In a state with a steady 2.4 percent unemployment rate and tens of thousands of job openings, Iowa employers are becoming more and more open to hiring candidates with criminal convictions and other obstacles to employment.
That’s the view of Kyle Horn, director of the Des Moines-based America’s Job Honor Awards, a nonprofit organization that highlights people who have overcome adversity in the job market and helps employers select qualified, motivated job seekers.
“Attitudes are changing,” Horn told The Center Square. “Employers increasingly recognize that just because (job candidates) have a scarlet letter of a criminal conviction in their background doesn’t mean they’re incapable of changing.”
Although he doesn’t have hard data proving that more employers are more likely to hire previously overlooked job candidates, Horn points out that nationwide, 70 million people have some kind of criminal conviction in their past.
“That’s about the same number of Americans who have four-year college degrees,” he said. He added that employers need to give them a chance if the companies are to stay competitive in a tight job market.
That’s not to say everyone released from prison will be a good job candidate, according to Horn. Many leave prison unchanged, but plenty with criminal pasts also have overcome their negative patterns of behavior and can show more commitment toward a job than mainstream candidates, Horn said.
“They understand it’s transformative for them and their families,” he said. “... We help to equip employers with skills and knowledge to help employers to discern whether an individual has changed.”
Many of the concerns some employers have about hiring those with criminal convictions – such as possible damage to a firm’s reputation or compliance issues with industry-wide standards – can be addressed with straightforward solutions, according to Horn.
“We need to drag those concerns out of the basement and into the daylight,” he said.
The candidates themselves need to ultimately make the case that they have turned their lives around and are ready to demonstrate a strong work ethic, according to Horn, who prefers to refer to such job candidates as “returning citizens.”
That term emphasizes that the person is on a path to re-enter regular society, he said.
“It emphasizes their humanity, and it emphasizes their trajectory,” Horn said. “They’re coming back.”
Only a small percentage of criminals will serve life sentences, so communities need to give those released from incarceration a chance to rebuild their lives, he said.
Gov. Kim Reynolds and the state legislature have made moves recently to further efforts to hire former convicts who have paid their debt to society and are qualified and motivated.
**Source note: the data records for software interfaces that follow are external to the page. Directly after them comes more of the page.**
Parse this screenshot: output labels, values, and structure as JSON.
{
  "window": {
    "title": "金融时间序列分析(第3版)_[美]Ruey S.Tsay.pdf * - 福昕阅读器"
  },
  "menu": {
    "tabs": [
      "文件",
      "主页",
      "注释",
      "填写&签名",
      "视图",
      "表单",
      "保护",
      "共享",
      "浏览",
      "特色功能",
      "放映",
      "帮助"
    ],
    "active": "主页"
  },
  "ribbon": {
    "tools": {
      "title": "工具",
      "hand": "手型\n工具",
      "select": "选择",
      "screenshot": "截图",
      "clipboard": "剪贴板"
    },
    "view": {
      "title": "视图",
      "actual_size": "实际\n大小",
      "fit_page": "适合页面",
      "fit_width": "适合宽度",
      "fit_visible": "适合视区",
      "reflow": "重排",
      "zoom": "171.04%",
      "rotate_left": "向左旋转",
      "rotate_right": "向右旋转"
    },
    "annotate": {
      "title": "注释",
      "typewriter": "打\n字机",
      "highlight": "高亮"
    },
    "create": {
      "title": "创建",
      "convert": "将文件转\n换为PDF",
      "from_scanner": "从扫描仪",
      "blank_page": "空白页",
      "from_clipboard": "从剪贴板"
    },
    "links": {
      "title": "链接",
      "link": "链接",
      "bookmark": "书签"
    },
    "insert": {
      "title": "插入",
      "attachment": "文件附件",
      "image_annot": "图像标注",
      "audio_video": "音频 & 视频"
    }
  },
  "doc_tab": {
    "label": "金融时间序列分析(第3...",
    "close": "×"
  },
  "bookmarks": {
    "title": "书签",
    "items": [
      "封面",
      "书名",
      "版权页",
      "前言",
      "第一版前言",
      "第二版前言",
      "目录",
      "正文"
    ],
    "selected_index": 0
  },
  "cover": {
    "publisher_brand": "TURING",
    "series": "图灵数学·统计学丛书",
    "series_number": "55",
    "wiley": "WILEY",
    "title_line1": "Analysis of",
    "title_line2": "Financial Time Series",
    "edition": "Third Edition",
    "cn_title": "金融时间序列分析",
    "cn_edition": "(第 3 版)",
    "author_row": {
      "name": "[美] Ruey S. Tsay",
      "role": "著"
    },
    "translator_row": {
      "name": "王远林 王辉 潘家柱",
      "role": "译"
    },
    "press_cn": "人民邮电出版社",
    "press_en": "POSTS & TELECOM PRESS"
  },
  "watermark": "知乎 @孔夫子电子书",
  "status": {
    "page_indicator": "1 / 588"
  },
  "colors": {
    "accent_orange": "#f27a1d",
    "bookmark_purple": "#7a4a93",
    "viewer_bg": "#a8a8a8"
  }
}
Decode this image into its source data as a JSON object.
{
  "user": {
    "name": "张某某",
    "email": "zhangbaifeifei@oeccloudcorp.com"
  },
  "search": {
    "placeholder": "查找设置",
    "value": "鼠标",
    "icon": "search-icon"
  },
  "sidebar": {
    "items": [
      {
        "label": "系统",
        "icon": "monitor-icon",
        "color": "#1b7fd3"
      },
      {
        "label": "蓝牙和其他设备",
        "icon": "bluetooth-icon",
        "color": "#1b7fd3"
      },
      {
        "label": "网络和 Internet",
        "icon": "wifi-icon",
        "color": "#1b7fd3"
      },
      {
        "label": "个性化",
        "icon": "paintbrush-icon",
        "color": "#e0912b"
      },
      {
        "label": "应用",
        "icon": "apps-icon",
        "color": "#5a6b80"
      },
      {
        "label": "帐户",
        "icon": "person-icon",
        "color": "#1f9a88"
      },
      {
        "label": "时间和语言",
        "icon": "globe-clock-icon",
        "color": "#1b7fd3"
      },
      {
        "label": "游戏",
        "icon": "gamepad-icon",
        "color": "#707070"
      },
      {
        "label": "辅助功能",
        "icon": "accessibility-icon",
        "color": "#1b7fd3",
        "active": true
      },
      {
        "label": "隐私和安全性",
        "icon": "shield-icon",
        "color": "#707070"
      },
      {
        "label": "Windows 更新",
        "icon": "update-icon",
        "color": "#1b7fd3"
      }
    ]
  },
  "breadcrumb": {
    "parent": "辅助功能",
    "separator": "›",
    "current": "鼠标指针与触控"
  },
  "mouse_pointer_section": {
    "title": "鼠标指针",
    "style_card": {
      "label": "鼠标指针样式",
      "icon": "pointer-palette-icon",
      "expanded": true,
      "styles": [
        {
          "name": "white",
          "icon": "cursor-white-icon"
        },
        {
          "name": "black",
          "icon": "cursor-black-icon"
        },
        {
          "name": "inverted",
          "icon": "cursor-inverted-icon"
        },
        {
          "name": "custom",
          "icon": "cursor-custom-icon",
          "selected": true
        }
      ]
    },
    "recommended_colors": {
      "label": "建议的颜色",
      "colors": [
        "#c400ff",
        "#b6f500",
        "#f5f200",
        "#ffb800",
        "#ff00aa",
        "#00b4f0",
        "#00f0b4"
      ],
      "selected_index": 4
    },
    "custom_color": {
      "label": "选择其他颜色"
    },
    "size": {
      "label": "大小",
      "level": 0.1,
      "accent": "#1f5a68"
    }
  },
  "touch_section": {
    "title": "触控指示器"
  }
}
Earlier this year, Reynolds signed a bill into law that will protect employers who hire ex-offenders from litigation that’s based exclusively on past convictions.